Environmental influences that affect open systems can be described as either specific or general. The specific environment refers to the network of suppliers, distributors, government agencies, and competitors with which a business enterprise inter-acts. The general environment encompasses four influences that emanate from the geographic area in which the organization operates. These are:
Cultural values, which shape views about ethics and determine the relative importance of various issues.
Economic conditions, which include economic upswings, recessions, regional unemployment, and many other regional factors that affect a company's ability to grow and prosper. Economic influences may also partially dictate an organization's role in the economy.
Legal/political environment, which effectively helps to allocate power within a society and to enforce laws. The legal and political systems in which an open system operates can play a key role in determining the long-term stability and security of the organization's future. These systems are responsible for creating a fertile environment for the business community, but they are also responsible for ensuring-via regulations pertaining to operation and taxation-that the needs of the larger community are addressed.
Quality of education, which is an important factor in high technology and other industries that require an educated work force. Businesses will be better able to fill such positions if they operate in geographic regions that feature a strong education system.
The open-systems theory also assumes that all large organizations are comprised of multiple subsystems, each of which receives inputs from other subsystems and turns them into outputs for use by other subsystems. The subsystems are not necessarily represented by departments in an organization, but might instead resemble patterns of activity.
An important distinction between open-systems theory and more traditional organization theories is that the former assumes a subsystem hierarchy, meaning that not all of the subsystems are equally essential. Furthermore, a failure in one subsystem will not necessarily thwart the entire system. By contrast, traditional mechanistic theories implied that a malfunction in any part of a system would have an equally debilitating impact.

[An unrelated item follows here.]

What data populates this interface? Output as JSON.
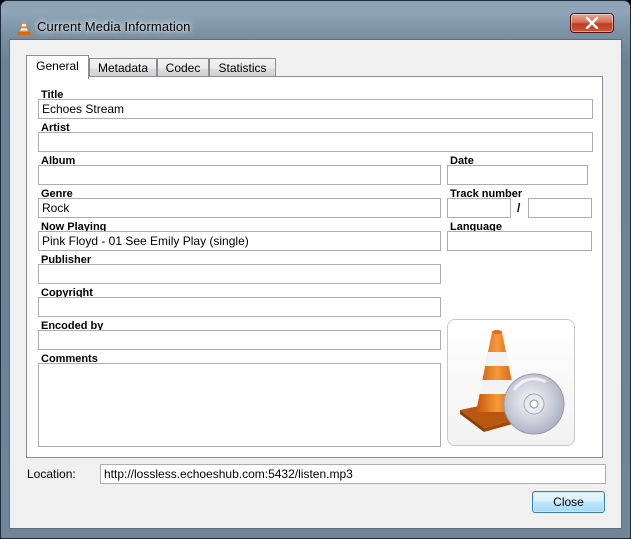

The successes of the Open System Theory in relation to Coles Group
Some operational mechanisms are efficient and effective while others may not. The systems that have succeeded can be attributed to the techniques practiced in developing and designing the system and its quality management practiced during the operation. These systems that were successful were specific on the way they did their operations. They are associated with the following characteristics which Coles Group practiced.